You have your births. Your deaths. Your “hey pal, can you spare a kidney?”
But in all the test of a tried and true friendship – the real benchmark just might be “would you like to house hunt with me?”
A hunting we will go. I’ve been recruited to ride shotgun with a dear friend while she travels the tri-county area in search of the “perfect home,” so I know well of what I speak.
House hunting is among the major stress points in life. House hunting for people you love: doubly so.
On one hand, money is relative. Or more importantly, irrelevant. Seeing as how none of it’s coming out of your pocket, it’s easy to get a bit too adept at traveling outside the budgetary comfort zone.
This is how you start out looking at fairly reasonably priced homes and in no time at all are driving around neighborhoods with guard gates and automobiles in the drive that cost more than your annual income.

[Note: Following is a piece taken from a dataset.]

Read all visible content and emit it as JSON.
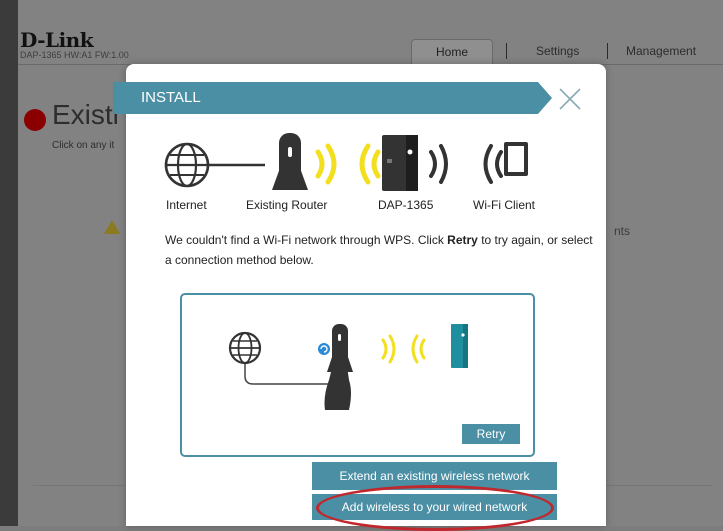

It is, after all, nice to see how the other half lives. (Even if your drive-by does cause them to telephone the neighborhood crime watch in horrified alarm at the idea that “your kind” might creep in.)
There is also a great deal of stress found in the fact that, presuming you actually like your friends, you must constantly struggle with your own best interests. Primarily that they do not move at all.
Home to Hooterville. It is this sense of self-preservation that causes country bumpkins like me to pronounce any region possessing of even a two-lane highway as “questionable” and lock all the car doors as if we are in grave and certain danger around those parts.
After all, can any locale boasting interstate access and multi-story “high rise” buildings really amount to much good? Can a person really thrive in a region completely devoid of an apple butter festival or, at the very least, a pork queen?
Surely it’s all just smog, crime, and cussing on street corners? It’s best, we tell our friends, just to high tail it back to Hooterville where the living is easy – and the taxes are low.
So what if you have to commute an hour and a half each way?
What’s ‘best?‘ This you balance with your desire to have only the best for those you care about – even if the “best” constitutes a “4 br, 2.5 bath” 70 miles from you. It’s going to be awfully hard for you to drop in for coffee now isn’t it?
So you traipse through one house after the next, trying valiantly to find something – anything – right with homes that seem (to you) to be overpriced and possessing of the same solid flaw: None of them are located where you presently live.
A fresh eye. Your fresh eye can be both good, and bad. Good because you see the potential that may not be readily apparent to your beleaguered friend beginning to despair of ever finding a home.
“Look! That big hole in the roof, while perhaps leading to a bit of snow in the kitchen, really lets in a LOT of light!”
Bad because you have the lack of emotional investment (hey, you aren’t going to live there right?) that turns even a seemingly positive aspect of the home into a cause for alarm: “Oh, sure, it LOOKS like a beautiful, wooded lot with a lake view for a song, but my heavens the mosquitos must be the size of Cessnas out here!”
Same old. Meanwhile, all the homes start looking alike. It turns out that as a nation we are not a wildly creative people.
Our homes are essentially alike, right down to the beige carpet and sage green walls. This monotony is broken only occasionally by a blast from the past walking through homes that last saw a paint roller when Nixon was debating Kennedy.
I’m pretty sure we toured the actual home where the Brady Bunch grew up, as evidenced by the burnt orange kitchen and gold plaid family room.
Location. We’ve been up, we’ve been down, we’ve been all around – and still no new house for our friends.
House hunting is all about location, location, location. And when it comes to assisting your friends in leaving you behind, it’s hard to be helpful when your heart, despite all instructions otherwise, keeps leading them home again.
(Kymberly Foster Seabolt has bad dreams about endless acres of beige carpet. She welcomes comments c/o firstname.lastname@example.org or P.O. Box 38, Salem, OH 44460.)